• Problem: So that the copy matches the original, write out every entry exactly.

• Records provided:
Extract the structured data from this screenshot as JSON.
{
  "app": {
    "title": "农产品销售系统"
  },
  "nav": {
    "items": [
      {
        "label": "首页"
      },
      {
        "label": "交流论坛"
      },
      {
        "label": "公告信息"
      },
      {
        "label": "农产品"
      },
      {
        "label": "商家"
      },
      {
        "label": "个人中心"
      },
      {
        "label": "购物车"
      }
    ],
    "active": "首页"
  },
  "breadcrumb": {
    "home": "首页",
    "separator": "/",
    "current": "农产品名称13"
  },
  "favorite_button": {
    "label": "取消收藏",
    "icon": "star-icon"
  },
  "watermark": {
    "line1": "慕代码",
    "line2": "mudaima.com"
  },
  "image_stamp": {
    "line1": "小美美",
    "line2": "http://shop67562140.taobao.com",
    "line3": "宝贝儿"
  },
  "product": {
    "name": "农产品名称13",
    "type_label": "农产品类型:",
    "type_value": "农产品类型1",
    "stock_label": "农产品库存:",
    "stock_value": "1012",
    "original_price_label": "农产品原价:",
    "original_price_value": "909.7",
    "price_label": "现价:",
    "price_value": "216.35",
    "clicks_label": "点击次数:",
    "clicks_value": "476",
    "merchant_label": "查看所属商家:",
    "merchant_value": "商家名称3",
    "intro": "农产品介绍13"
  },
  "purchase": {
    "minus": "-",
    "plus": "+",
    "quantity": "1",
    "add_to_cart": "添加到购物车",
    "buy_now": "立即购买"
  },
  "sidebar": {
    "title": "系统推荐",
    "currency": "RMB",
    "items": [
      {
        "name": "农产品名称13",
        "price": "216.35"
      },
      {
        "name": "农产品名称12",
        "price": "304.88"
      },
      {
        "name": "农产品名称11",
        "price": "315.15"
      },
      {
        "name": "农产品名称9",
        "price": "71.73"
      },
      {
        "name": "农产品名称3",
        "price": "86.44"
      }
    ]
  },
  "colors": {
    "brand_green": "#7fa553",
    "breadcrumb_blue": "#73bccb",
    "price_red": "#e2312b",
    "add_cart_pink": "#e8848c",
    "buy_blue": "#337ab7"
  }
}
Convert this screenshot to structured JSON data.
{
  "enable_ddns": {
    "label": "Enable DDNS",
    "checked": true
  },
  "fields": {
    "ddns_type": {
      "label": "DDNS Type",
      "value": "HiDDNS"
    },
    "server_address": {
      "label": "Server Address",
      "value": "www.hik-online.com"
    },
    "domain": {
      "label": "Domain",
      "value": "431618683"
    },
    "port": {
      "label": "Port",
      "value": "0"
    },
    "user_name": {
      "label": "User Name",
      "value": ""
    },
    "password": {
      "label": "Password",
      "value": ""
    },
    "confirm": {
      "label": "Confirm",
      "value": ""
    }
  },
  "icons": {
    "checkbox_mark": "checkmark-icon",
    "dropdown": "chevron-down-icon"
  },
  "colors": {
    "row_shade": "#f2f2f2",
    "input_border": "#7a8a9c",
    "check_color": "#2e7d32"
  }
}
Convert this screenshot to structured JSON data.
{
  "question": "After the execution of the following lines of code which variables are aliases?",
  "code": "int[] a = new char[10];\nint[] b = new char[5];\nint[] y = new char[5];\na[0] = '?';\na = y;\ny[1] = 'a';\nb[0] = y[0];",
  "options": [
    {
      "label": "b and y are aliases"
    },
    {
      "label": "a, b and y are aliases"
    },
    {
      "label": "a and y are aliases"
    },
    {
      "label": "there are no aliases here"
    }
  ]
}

• Output of the exercise:
Extract the structured data from this screenshot as JSON.
{
  "app": {
    "title": "农产品销售系统"
  },
  "nav": {
    "items": [
      {
        "label": "首页"
      },
      {
        "label": "交流论坛"
      },
      {
        "label": "公告信息"
      },
      {
        "label": "农产品"
      },
      {
        "label": "商家"
      },
      {
        "label": "个人中心"
      },
      {
        "label": "购物车"
      }
    ],
    "active": "首页"
  },
  "breadcrumb": {
    "home": "首页",
    "separator": "/",
    "current": "农产品名称13"
  },
  "favorite_button": {
    "label": "取消收藏",
    "icon": "star-icon"
  },
  "watermark": {
    "line1": "慕代码",
    "line2": "mudaima.com"
  },
  "image_stamp": {
    "line1": "小美美",
    "line2": "http://shop67562140.taobao.com",
    "line3": "宝贝儿"
  },
  "product": {
    "name": "农产品名称13",
    "type_label": "农产品类型:",
    "type_value": "农产品类型1",
    "stock_label": "农产品库存:",
    "stock_value": "1012",
    "original_price_label": "农产品原价:",
    "original_price_value": "909.7",
    "price_label": "现价:",
    "price_value": "216.35",
    "clicks_label": "点击次数:",
    "clicks_value": "476",
    "merchant_label": "查看所属商家:",
    "merchant_value": "商家名称3",
    "intro": "农产品介绍13"
  },
  "purchase": {
    "minus": "-",
    "plus": "+",
    "quantity": "1",
    "add_to_cart": "添加到购物车",
    "buy_now": "立即购买"
  },
  "sidebar": {
    "title": "系统推荐",
    "currency": "RMB",
    "items": [
      {
        "name": "农产品名称13",
        "price": "216.35"
      },
      {
        "name": "农产品名称12",
        "price": "304.88"
      },
      {
        "name": "农产品名称11",
        "price": "315.15"
      },
      {
        "name": "农产品名称9",
        "price": "71.73"
      },
      {
        "name": "农产品名称3",
        "price": "86.44"
      }
    ]
  },
  "colors": {
    "brand_green": "#7fa553",
    "breadcrumb_blue": "#73bccb",
    "price_red": "#e2312b",
    "add_cart_pink": "#e8848c",
    "buy_blue": "#337ab7"
  }
}
Convert this screenshot to structured JSON data.
{
  "enable_ddns": {
    "label": "Enable DDNS",
    "checked": true
  },
  "fields": {
    "ddns_type": {
      "label": "DDNS Type",
      "value": "HiDDNS"
    },
    "server_address": {
      "label": "Server Address",
      "value": "www.hik-online.com"
    },
    "domain": {
      "label": "Domain",
      "value": "431618683"
    },
    "port": {
      "label": "Port",
      "value": "0"
    },
    "user_name": {
      "label": "User Name",
      "value": ""
    },
    "password": {
      "label": "Password",
      "value": ""
    },
    "confirm": {
      "label": "Confirm",
      "value": ""
    }
  },
  "icons": {
    "checkbox_mark": "checkmark-icon",
    "dropdown": "chevron-down-icon"
  },
  "colors": {
    "row_shade": "#f2f2f2",
    "input_border": "#7a8a9c",
    "check_color": "#2e7d32"
  }
}
Convert this screenshot to structured JSON data.
{
  "question": "After the execution of the following lines of code which variables are aliases?",
  "code": "int[] a = new char[10];\nint[] b = new char[5];\nint[] y = new char[5];\na[0] = '?';\na = y;\ny[1] = 'a';\nb[0] = y[0];",
  "options": [
    {
      "label": "b and y are aliases"
    },
    {
      "label": "a, b and y are aliases"
    },
    {
      "label": "a and y are aliases"
    },
    {
      "label": "there are no aliases here"
    }
  ]
}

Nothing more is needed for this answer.